App and web page records
-- -- --

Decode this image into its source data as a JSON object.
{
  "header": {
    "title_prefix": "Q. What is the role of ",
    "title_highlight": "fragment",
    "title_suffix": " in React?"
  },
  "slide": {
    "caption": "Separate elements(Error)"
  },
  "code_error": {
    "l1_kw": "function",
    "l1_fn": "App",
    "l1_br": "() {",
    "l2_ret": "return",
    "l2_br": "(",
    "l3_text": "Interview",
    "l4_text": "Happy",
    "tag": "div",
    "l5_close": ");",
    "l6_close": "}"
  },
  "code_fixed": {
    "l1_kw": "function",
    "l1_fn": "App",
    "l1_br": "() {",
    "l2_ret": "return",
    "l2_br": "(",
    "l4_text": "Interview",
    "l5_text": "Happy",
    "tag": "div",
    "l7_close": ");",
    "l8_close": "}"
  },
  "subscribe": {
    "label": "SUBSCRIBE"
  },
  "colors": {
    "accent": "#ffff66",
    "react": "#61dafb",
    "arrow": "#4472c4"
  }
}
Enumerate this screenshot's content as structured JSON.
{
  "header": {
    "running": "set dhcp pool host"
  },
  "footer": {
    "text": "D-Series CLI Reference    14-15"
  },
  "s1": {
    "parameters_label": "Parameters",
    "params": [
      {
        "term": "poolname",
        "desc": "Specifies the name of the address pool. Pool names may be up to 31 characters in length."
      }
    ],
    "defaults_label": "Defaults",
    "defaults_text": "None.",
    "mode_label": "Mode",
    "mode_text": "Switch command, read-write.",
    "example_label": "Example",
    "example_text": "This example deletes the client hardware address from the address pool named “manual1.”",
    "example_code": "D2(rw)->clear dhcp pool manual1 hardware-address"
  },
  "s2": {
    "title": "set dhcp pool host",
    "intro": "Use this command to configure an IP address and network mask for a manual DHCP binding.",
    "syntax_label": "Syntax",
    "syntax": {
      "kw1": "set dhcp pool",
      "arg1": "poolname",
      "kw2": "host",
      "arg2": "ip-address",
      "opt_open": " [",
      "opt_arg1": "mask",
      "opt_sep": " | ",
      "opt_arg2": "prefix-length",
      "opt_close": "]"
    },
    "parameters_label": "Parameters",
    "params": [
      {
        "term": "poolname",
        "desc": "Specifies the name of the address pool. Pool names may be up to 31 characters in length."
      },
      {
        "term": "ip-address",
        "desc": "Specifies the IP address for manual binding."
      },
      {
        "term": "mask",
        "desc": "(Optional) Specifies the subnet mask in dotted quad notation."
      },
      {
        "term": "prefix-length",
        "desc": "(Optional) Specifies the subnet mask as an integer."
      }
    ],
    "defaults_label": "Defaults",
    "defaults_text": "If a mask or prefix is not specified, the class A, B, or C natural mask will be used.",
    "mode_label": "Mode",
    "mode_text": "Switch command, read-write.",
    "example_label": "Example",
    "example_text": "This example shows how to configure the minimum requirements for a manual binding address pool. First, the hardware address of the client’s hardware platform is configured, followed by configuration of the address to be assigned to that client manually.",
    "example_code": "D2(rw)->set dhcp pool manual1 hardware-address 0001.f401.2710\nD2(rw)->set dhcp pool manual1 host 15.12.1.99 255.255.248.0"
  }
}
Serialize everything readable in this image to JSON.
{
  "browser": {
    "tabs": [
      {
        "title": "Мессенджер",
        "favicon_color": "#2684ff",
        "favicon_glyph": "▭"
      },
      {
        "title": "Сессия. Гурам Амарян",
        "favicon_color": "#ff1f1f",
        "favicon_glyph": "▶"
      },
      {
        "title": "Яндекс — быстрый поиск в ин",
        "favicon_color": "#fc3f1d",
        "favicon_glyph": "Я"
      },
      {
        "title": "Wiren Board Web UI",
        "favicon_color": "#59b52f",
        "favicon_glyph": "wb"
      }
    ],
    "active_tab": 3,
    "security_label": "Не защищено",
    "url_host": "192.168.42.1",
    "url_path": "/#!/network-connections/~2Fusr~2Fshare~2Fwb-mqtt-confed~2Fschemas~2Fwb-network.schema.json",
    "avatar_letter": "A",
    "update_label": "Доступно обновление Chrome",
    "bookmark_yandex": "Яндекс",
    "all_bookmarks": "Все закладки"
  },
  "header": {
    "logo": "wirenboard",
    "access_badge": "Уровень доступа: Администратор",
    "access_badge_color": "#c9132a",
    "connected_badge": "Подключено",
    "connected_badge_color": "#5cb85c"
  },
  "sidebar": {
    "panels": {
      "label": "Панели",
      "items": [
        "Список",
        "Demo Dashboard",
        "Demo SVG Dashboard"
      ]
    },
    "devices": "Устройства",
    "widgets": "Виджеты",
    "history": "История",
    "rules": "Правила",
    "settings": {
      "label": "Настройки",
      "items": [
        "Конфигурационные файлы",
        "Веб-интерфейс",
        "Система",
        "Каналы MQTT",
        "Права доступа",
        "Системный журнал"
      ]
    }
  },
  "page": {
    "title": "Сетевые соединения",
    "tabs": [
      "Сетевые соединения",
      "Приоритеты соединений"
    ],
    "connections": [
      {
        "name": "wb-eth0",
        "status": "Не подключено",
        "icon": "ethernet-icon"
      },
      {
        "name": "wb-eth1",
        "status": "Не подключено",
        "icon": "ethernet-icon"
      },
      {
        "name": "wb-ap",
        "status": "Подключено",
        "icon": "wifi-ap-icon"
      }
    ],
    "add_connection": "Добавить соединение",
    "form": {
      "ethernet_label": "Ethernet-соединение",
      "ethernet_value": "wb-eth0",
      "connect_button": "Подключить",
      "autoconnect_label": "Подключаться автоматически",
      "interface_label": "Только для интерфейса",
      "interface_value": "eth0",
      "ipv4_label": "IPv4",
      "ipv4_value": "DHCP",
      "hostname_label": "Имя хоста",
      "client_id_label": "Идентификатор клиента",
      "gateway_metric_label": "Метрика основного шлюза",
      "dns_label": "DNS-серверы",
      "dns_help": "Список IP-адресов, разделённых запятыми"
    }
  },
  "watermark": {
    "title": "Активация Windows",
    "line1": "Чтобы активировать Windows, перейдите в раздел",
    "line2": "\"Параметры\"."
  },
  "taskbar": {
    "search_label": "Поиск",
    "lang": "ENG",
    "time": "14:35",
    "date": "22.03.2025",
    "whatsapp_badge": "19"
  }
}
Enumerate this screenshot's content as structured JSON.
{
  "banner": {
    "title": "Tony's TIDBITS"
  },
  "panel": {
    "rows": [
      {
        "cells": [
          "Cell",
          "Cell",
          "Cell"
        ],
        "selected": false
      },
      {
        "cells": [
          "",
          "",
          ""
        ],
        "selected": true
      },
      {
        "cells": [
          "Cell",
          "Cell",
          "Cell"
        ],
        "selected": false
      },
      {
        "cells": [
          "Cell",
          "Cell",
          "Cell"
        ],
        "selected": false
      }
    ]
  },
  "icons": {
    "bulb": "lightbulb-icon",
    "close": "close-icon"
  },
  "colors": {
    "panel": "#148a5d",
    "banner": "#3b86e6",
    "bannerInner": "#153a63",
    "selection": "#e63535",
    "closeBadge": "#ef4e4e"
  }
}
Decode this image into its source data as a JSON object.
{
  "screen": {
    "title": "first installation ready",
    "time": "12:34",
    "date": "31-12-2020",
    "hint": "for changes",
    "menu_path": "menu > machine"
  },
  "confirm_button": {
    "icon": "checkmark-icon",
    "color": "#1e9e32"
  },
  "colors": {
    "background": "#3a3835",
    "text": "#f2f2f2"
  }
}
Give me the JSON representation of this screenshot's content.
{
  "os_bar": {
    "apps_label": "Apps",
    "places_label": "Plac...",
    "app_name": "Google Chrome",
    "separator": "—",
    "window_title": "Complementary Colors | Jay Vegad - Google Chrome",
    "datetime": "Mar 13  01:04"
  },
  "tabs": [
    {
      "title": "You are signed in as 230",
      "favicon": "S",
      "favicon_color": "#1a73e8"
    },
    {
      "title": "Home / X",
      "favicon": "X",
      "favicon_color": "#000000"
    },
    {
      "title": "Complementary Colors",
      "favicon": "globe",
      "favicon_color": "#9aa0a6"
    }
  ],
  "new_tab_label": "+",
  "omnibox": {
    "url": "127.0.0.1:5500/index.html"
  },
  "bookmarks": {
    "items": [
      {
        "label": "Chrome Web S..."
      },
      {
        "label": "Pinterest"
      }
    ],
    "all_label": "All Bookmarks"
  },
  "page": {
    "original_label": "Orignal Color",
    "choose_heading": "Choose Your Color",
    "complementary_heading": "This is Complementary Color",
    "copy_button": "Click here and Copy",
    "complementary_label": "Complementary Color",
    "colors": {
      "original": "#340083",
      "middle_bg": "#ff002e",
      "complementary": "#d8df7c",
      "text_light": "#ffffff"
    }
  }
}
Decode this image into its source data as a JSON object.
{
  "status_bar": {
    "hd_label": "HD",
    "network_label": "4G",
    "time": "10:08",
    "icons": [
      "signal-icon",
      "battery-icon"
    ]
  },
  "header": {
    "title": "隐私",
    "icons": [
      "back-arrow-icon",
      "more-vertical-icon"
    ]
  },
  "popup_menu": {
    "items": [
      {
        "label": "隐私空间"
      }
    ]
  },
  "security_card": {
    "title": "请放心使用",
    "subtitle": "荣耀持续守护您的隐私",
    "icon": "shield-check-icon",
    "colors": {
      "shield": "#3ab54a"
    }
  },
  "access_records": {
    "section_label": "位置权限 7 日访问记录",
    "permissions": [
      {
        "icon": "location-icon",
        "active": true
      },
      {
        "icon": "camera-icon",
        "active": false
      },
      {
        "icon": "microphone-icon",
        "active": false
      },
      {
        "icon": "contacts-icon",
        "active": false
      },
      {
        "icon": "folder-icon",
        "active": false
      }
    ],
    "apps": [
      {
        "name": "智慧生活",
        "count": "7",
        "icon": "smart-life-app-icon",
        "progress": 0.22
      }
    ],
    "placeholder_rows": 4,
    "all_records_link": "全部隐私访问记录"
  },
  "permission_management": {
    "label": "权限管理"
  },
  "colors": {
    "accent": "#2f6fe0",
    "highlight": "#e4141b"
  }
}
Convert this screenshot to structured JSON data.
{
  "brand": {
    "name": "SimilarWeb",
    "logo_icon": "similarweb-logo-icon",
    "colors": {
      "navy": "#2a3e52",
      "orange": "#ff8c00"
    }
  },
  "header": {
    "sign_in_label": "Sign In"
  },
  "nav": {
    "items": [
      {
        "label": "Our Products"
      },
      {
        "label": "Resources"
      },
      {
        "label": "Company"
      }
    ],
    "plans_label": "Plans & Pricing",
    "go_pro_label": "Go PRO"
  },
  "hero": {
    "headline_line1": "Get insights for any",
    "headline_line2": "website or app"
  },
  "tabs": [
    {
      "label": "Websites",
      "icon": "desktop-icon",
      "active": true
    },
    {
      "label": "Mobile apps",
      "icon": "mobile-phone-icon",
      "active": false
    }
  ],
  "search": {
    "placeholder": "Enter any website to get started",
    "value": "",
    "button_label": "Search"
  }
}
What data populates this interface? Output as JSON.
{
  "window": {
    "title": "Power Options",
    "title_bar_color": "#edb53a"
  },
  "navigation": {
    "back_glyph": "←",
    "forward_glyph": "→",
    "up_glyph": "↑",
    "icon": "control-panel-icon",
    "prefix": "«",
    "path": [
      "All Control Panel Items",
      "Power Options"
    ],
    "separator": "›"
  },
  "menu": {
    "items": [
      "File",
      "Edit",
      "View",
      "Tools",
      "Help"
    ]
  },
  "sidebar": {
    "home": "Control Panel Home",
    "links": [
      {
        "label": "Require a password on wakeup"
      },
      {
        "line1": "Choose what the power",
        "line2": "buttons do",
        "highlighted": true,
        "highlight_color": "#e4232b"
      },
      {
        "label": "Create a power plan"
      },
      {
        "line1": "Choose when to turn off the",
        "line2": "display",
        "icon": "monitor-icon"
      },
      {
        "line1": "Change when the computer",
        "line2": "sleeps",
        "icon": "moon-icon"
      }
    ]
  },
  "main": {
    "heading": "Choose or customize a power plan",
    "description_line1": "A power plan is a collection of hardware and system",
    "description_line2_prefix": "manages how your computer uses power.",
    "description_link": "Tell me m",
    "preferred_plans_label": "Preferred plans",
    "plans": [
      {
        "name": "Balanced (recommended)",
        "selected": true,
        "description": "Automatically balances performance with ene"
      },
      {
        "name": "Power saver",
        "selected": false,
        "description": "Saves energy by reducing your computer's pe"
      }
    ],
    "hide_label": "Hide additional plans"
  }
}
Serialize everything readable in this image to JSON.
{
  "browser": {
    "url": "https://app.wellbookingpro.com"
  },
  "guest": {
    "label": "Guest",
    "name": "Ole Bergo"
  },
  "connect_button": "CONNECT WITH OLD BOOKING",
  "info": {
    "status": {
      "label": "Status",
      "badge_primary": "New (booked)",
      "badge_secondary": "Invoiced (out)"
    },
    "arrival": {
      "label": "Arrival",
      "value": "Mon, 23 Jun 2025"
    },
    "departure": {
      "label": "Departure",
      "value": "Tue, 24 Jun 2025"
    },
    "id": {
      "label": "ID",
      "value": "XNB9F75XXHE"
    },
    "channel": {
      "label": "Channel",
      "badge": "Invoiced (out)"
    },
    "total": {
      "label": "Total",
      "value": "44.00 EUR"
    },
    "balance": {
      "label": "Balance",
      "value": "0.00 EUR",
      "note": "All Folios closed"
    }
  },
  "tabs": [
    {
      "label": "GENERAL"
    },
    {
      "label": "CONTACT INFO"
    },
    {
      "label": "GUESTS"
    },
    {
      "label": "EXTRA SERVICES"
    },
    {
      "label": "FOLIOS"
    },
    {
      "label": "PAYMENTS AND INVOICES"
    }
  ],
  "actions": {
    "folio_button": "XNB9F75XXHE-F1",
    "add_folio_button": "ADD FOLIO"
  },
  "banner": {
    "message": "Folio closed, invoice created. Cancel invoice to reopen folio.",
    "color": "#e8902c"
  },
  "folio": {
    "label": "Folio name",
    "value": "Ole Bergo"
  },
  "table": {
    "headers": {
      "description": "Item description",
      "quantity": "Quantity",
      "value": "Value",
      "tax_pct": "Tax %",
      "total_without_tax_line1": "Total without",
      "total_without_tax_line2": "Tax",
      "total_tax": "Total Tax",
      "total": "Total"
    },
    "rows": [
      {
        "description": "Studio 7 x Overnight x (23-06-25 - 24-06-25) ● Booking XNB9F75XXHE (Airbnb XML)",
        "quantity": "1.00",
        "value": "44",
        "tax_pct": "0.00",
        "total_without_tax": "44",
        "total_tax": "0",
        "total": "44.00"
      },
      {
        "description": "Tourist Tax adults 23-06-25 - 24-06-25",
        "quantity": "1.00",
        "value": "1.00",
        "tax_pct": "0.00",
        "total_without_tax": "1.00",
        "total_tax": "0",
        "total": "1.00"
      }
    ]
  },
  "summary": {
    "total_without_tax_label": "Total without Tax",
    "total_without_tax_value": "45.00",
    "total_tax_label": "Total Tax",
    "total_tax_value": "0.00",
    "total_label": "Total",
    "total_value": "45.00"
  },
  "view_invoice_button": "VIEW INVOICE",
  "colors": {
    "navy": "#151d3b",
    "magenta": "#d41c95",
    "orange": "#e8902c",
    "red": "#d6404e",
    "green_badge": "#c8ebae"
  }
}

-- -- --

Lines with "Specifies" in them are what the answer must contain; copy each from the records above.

**Solved problem:**
        "desc": "Specifies the name of the address pool. Pool names may be up to 31 characters in length."
        "desc": "Specifies the name of the address pool. Pool names may be up to 31 characters in length."
        "desc": "Specifies the IP address for manual binding."
        "desc": "(Optional) Specifies the subnet mask in dotted quad notation."
        "desc": "(Optional) Specifies the subnet mask as an integer."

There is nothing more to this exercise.